Action item ▸
Copy out every entry that follows, without a single picture.
── Extracted records ──
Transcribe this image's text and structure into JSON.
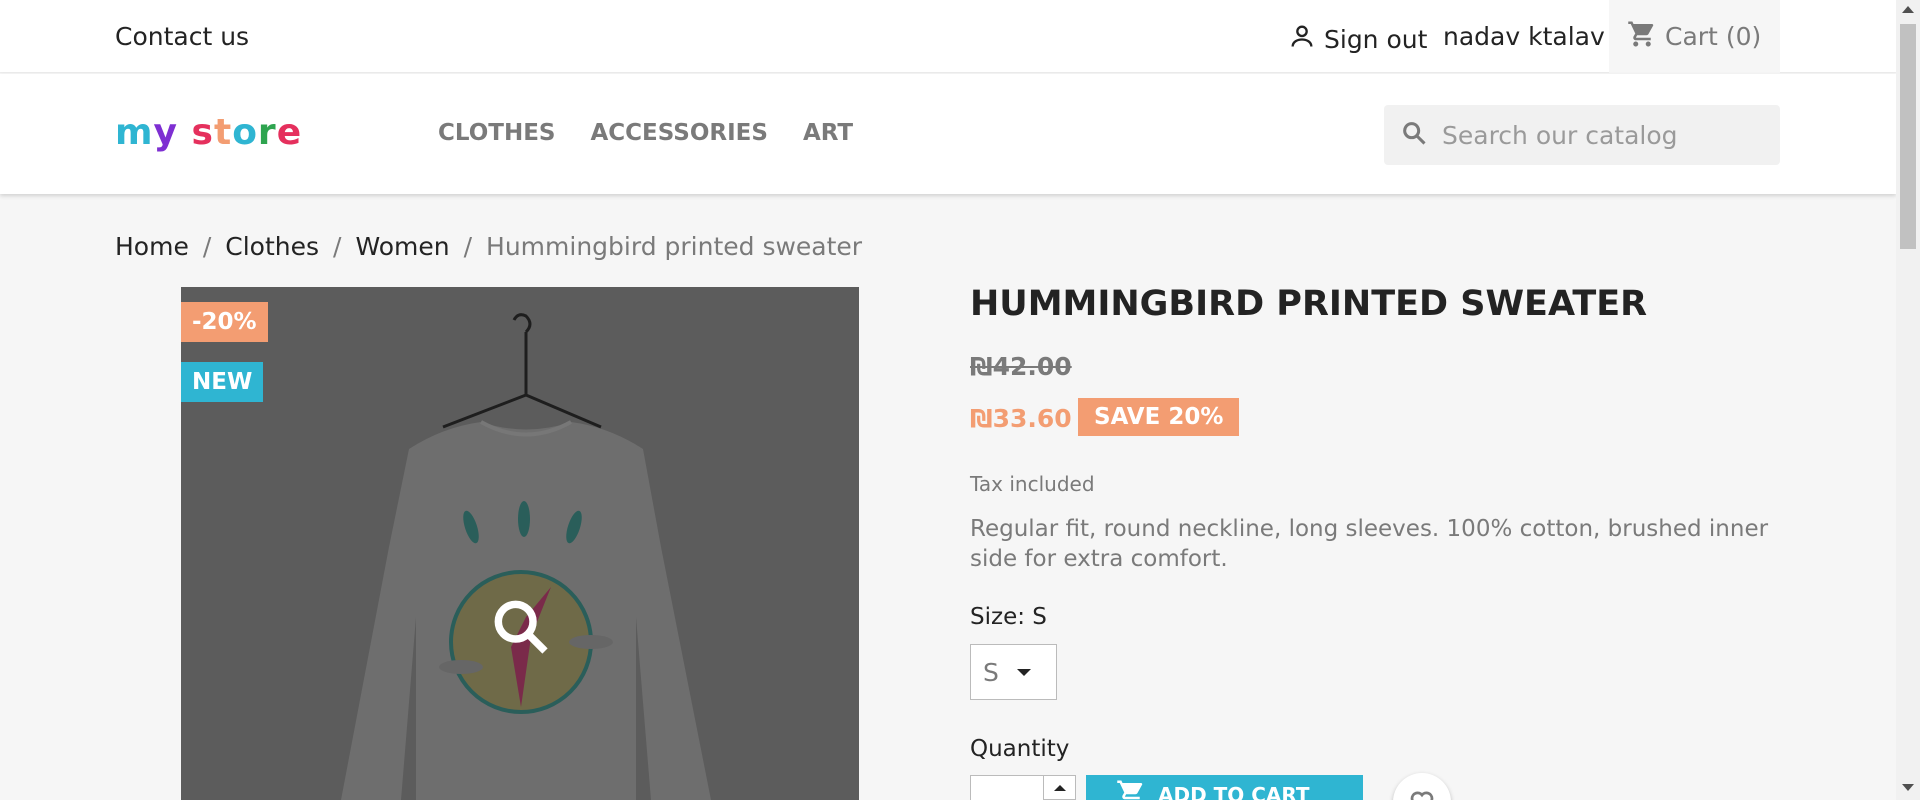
{
  "topbar": {
    "contact": "Contact us",
    "signout": "Sign out",
    "username": "nadav ktalav",
    "cart_label": "Cart",
    "cart_count": "(0)"
  },
  "header": {
    "logo_text": "my store",
    "nav": [
      "CLOTHES",
      "ACCESSORIES",
      "ART"
    ],
    "search_placeholder": "Search our catalog"
  },
  "breadcrumb": [
    "Home",
    "Clothes",
    "Women",
    "Hummingbird printed sweater"
  ],
  "product": {
    "discount_badge": "-20%",
    "new_badge": "NEW",
    "title": "HUMMINGBIRD PRINTED SWEATER",
    "old_price": "₪42.00",
    "price": "₪33.60",
    "save_label": "SAVE 20%",
    "tax": "Tax included",
    "description": "Regular fit, round neckline, long sleeves. 100% cotton, brushed inner side for extra comfort.",
    "size_label": "Size: S",
    "size_value": "S",
    "quantity_label": "Quantity",
    "add_to_cart": "ADD TO CART"
  },
  "colors": {
    "accent": "#2fb5d2",
    "discount": "#f39d72"
  }
}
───
Written response ▸
Transcribe this image's text and structure into JSON.
{
  "topbar": {
    "contact": "Contact us",
    "signout": "Sign out",
    "username": "nadav ktalav",
    "cart_label": "Cart",
    "cart_count": "(0)"
  },
  "header": {
    "logo_text": "my store",
    "nav": [
      "CLOTHES",
      "ACCESSORIES",
      "ART"
    ],
    "search_placeholder": "Search our catalog"
  },
  "breadcrumb": [
    "Home",
    "Clothes",
    "Women",
    "Hummingbird printed sweater"
  ],
  "product": {
    "discount_badge": "-20%",
    "new_badge": "NEW",
    "title": "HUMMINGBIRD PRINTED SWEATER",
    "old_price": "₪42.00",
    "price": "₪33.60",
    "save_label": "SAVE 20%",
    "tax": "Tax included",
    "description": "Regular fit, round neckline, long sleeves. 100% cotton, brushed inner side for extra comfort.",
    "size_label": "Size: S",
    "size_value": "S",
    "quantity_label": "Quantity",
    "add_to_cart": "ADD TO CART"
  },
  "colors": {
    "accent": "#2fb5d2",
    "discount": "#f39d72"
  }
}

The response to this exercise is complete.